The National Commission for Women has moved the Supreme Court against the Bombay High Court verdict that had held that groping a child’s breasts without “skin-to-skin contact” does not amount to sexual assault under the Protection of Children from Sexual Offences Act, Bar and Bench reported on Thursday.

The NCW has said the interpretation of the High Court that physical contact means “skin-to-skin touch” is perverse and bad in law.

“From a plain reading of relevant provision, it is clear that “sexual assault” in terms of Section 7, POCSO Act, is predominantly a touch by the offender,” the plea said. “If an accused touches a victim [or a victim’s body part] with sexual intent then the act of “sexual assault” is complete. There can be no further classification of contact, i.e. skin to skin contact.”

The petition added that physical contact cannot be given an absurd interpretation of a touch or contact without clothes.

Section 7 of the POCSO Act states: “Whoever, with sexual intent touches the vagina, penis, anus or breast of the child or makes the child touch the vagina, penis, anus or breast of such person or any other person, or does any other act with sexual intent which involves physical contact without penetration, is said to commit sexual assault.”

In a judgement passed on January 19, a single bench of Justice Pushpa Ganediwala had ruled that groping a minor’s breast without removing their top did not fall into the category of sexual assault defined under Section 7 of the Act. She had, however, said that the act would fall within the ambit of Section 354 of the Indian Penal Code, which criminalises outraging the modesty of a woman.

The accused in the case had allegedly taken a 12-year-old to his house on the pretext of giving her guava, and pressed her breast and attempted to remove her salwar. The accused was convicted by the trial court for offences punishable under POCSO Act and the Indian Penal Code. He had approached the High Court challenging the conviction.

The Supreme Court had on January 27 stayed Justice Ganediwala’s order.

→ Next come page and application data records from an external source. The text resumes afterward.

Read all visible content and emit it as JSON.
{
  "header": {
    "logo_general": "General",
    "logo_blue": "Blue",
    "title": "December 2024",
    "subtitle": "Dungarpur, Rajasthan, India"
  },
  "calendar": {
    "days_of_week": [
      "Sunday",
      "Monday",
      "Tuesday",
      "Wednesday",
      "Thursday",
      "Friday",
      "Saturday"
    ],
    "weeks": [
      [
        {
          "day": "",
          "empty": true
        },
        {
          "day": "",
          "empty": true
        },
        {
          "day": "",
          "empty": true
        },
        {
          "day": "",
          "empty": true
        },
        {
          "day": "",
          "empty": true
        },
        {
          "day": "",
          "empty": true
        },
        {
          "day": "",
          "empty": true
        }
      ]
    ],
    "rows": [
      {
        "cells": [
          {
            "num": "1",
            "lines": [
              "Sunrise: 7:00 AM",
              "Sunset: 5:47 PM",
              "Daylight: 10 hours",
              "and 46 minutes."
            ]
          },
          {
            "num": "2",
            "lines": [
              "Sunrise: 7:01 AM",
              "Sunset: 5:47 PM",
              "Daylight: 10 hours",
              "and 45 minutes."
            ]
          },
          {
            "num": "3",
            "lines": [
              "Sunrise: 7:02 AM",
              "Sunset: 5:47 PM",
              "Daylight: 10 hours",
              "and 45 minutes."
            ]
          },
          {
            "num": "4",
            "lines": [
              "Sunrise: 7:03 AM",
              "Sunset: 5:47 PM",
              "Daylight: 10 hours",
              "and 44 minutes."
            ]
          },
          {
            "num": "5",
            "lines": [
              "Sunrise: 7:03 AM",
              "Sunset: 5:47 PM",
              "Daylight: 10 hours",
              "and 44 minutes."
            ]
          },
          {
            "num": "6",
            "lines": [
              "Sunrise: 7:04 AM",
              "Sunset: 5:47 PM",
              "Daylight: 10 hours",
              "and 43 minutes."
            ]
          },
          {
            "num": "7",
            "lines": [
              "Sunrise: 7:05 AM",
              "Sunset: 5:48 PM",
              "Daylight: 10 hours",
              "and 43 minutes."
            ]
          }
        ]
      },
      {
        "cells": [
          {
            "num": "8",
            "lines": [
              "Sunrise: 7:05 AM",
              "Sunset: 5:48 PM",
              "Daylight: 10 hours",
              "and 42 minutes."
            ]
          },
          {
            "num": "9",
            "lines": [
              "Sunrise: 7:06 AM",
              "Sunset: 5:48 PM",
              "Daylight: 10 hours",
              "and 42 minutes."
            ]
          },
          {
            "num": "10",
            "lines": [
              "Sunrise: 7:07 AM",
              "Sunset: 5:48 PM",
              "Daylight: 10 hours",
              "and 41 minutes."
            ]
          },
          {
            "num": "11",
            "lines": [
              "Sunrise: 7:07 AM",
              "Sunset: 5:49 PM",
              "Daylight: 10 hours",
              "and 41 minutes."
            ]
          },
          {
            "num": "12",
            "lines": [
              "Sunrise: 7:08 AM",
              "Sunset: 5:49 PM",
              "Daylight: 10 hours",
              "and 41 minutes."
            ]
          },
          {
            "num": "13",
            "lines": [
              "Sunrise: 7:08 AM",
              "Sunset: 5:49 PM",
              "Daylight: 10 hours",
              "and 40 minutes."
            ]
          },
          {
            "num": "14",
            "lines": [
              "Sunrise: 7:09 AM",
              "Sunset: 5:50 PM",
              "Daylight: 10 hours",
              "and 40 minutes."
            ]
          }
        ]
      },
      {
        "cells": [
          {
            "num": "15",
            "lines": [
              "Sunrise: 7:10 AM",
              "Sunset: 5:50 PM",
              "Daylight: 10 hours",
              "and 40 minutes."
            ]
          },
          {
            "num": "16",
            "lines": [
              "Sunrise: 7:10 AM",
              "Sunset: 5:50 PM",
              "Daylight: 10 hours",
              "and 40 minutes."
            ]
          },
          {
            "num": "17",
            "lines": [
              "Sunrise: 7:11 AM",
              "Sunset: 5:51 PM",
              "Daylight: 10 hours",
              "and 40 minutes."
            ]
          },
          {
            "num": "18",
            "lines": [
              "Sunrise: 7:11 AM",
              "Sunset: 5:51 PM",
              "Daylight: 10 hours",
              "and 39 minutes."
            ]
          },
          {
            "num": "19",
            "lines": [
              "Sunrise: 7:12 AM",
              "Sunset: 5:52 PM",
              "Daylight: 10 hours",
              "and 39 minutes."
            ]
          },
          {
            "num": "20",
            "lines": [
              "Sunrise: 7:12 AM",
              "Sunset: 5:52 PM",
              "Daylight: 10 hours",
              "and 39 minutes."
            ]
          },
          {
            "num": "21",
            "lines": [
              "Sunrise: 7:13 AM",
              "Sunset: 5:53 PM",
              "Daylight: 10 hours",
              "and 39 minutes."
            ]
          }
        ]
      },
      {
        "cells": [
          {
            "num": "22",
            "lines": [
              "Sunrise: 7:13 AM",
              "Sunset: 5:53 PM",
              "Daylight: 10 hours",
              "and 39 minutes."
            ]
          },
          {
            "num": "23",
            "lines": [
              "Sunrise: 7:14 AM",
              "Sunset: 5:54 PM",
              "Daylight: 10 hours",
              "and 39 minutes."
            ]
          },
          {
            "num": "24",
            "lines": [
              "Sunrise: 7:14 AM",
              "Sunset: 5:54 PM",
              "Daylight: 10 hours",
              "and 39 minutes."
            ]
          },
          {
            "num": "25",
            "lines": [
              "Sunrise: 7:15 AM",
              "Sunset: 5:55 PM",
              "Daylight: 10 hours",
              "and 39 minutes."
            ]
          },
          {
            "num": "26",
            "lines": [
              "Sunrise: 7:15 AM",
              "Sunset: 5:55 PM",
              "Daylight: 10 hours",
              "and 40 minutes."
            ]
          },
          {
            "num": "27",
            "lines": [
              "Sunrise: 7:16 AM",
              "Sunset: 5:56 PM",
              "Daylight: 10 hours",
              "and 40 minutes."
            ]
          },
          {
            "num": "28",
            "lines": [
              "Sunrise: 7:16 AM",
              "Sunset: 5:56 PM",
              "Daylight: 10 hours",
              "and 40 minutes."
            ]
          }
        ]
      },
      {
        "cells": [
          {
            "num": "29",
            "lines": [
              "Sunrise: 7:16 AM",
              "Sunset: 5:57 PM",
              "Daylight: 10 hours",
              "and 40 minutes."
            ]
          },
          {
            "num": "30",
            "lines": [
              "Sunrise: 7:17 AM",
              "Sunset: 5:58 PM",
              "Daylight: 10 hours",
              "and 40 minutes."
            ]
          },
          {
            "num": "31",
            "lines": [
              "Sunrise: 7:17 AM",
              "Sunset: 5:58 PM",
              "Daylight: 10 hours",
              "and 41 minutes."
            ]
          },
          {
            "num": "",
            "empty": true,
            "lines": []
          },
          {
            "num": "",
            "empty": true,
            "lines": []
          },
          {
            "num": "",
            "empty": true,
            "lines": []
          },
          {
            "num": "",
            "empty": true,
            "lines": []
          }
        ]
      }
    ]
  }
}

Attorney General of India KK Venugopal had submitted that the judgement was “unprecedented” and “is likely to set a dangerous precedent”.

On January 25, the National Commission for Protection of Child Rights had implored the Maharashtra government to file an urgent appeal against the Bombay High Court’s interpretation of what constitutes as sexual assault of a minor. The children’s rights body said the language of the judgement needed to be reviewed at the earliest as it was derogatory to the minor.

Several activists and child rights bodies had criticised the judgement, terming it “absolutely unacceptable, outrageous and obnoxious”.

Days later, Justice Ganediwala had ruled that holding a minor’s hands and unzipping one’s pants in front of a minor will not fall under the definition of sexual assault under the POCSO Act. However, such acts would constitute as “sexual harassment” under Section 354-A(1)(i) of the Indian Penal Code, she had said.